Hierochloe hirta, commonly known as sweetgrass or vanilla grass, is a species of grass that grows in wetlands and moist meadows. It is known for its pleasant fragrance and is commonly used for medicinal and ceremonial purposes. The plant can be propagated through both seed and vegetative methods.
Seed propagation of Hierochloe hirta is a common method used to propagate the plant. The seeds can be collected in the fall or early spring and should be planted as soon as possible. The seeds are small and should be planted at a depth of about 1/8 inch in well-draining soil.
Once planted, the seeds should be kept moist and in a warm location with plenty of sunlight. The seeds should germinate in about 7-14 days and can be transplanted into larger pots or outdoors once they reach a height of about 2-3 inches.
Vegetative propagation of Hierochloe hirta is another method used to propagate the plant. This method involves taking cuttings from an existing plant and rooting them to create a new plant. The best time to take cuttings is in the spring before the plant begins to flower.
The cuttings should be about 3-4 inches in length and taken from the newer growth at the base of the plant. The cuttings should be dipped in rooting hormone before planting in well-draining soil. The cuttings should be watered regularly and kept in a warm location with bright but indirect sunlight. The cuttings should root in about 4-6 weeks and can be transplanted into larger pots or outdoors.
In conclusion, Hierochloe hirta can be propagated through both seed and vegetative methods. Seed propagation is a simple method that involves planting seeds in well-draining soil and providing adequate moisture and sunlight. Vegetative propagation involves taking cuttings from an existing plant and rooting them to create a new plant. With proper care and attention, Hierochloe hirta can be easily propagated to create a beautiful and fragrant addition to any garden or landscape.
Disease and Pest Management for Hierochloe hirta ssp. arctica
Hierochloe hirta ssp. arctica is a plant commonly known as Arctic sweetgrass. This plant is a well-known source of aromatic oils and is used for medicinal purposes. Like any other plant, it is susceptible to several diseases and pests that can cause severe damage to crops. Proper management of these diseases and pests can ensure better growth and development of Hierochloe hirta ssp. arctica and increased yield.
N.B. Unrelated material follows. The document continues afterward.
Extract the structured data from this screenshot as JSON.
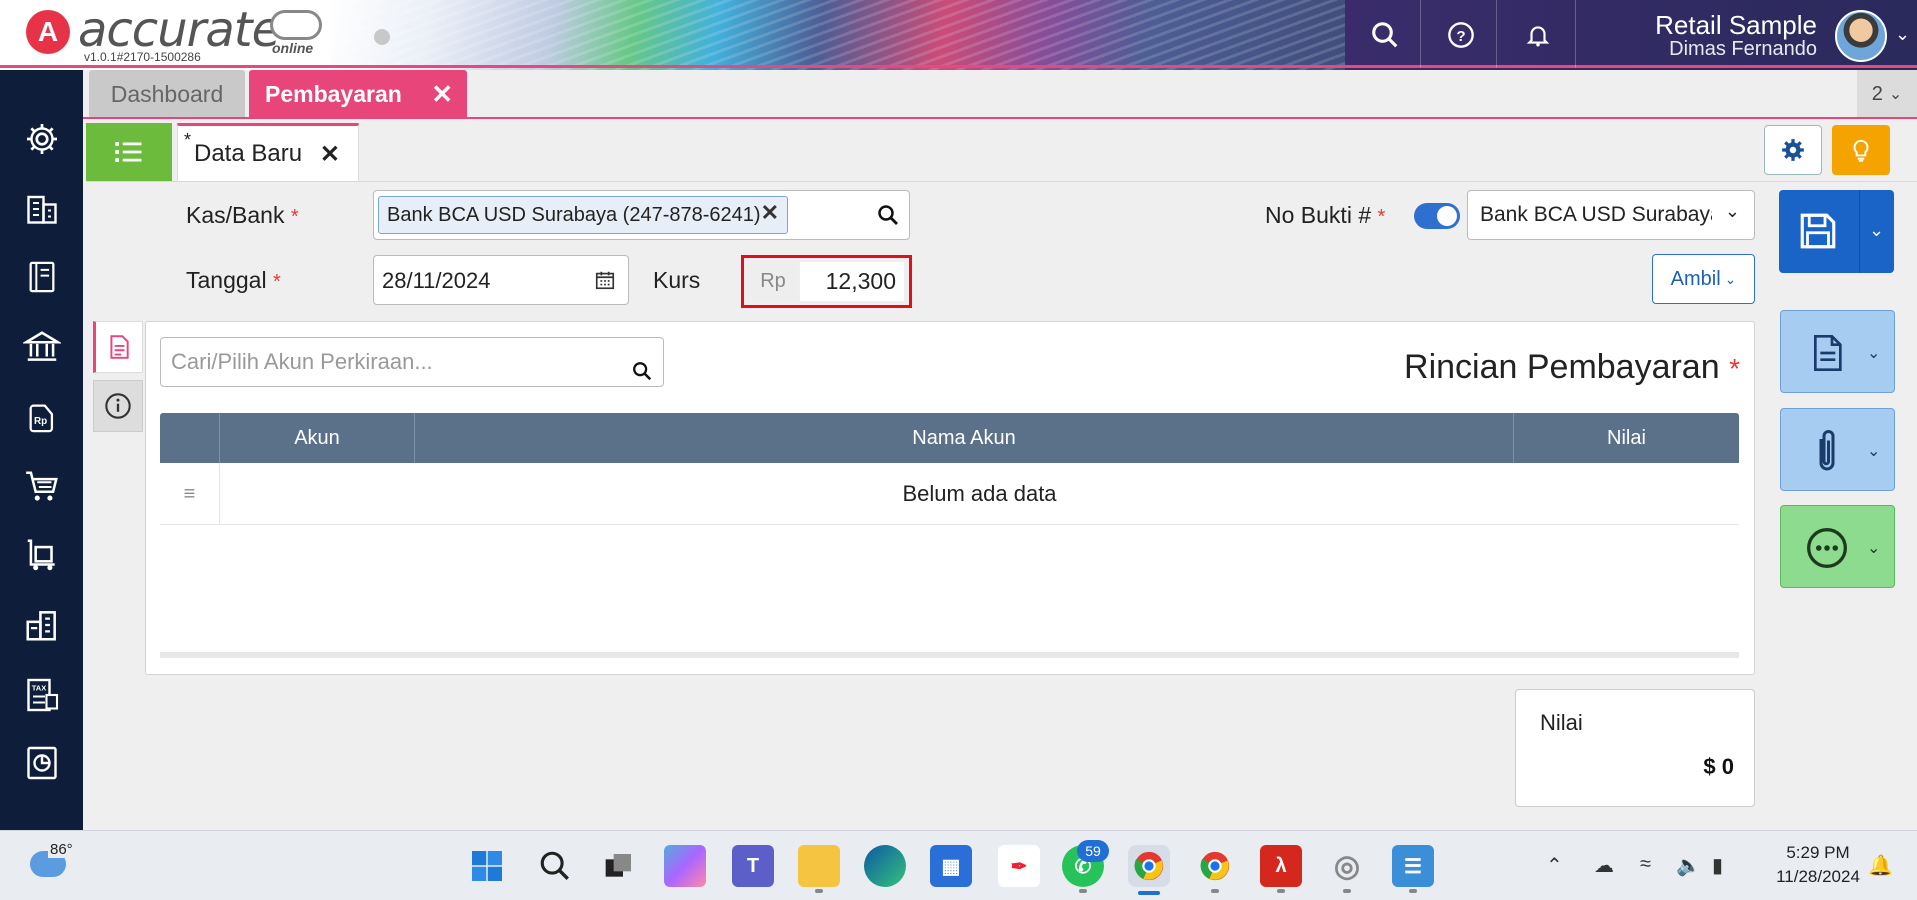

Rust is a fungal disease that affects the leaves and stems of the plant. Symptoms of rust disease include the development of small yellow spots on the upper surface of the leaves, which eventually turn red and spread rapidly. The infected leaves may dry out and fall off early, reducing the yield of the plant. To manage rust disease, it is recommended to use fungicides as soon as symptoms appear on the plant. Also, avoid overhead irrigation and use the recommended fertilization levels.
2. Leaf Spot
Leaf spot is a fungal disease that affects the leaves of the plant. Symptoms of leaf spot disease include the development of small circular spots on the upper surface of the leaves. The infected spots may turn brown and coalesce to form large patches. To manage leaf spot disease, it is recommended to remove the infected leaves and burn them. Also, avoid overhead irrigation and use the recommended fertilization levels.
Aphids are small, soft-bodied insects that suck sap from the leaves and stems of the plant. Symptoms of aphid infestation include the development of curled and distorted leaves, which can turn yellow and fall off early. To manage aphid infestation, it is recommended to remove the infected parts of the plant and use insecticides as recommended.
2. Spider Mites
Spider mites are tiny arachnids that feed on the plant by sucking out its sap. Symptoms of spider mite infestation include the development of yellow and brown spots on the leaves, which can turn necrotic and fall off easily. To manage spider mite infestation, it is recommended to spray the plant with water regularly to increase humidity levels and use insecticidal soap as per the recommended instruction.
Proper disease and pest management can help in the healthy growth and development of Hierochloe hirta ssp. arctica, resulting in better yields. Always follow the recommended practices for managing diseases and pests for this plant, to ensure the best outcomes.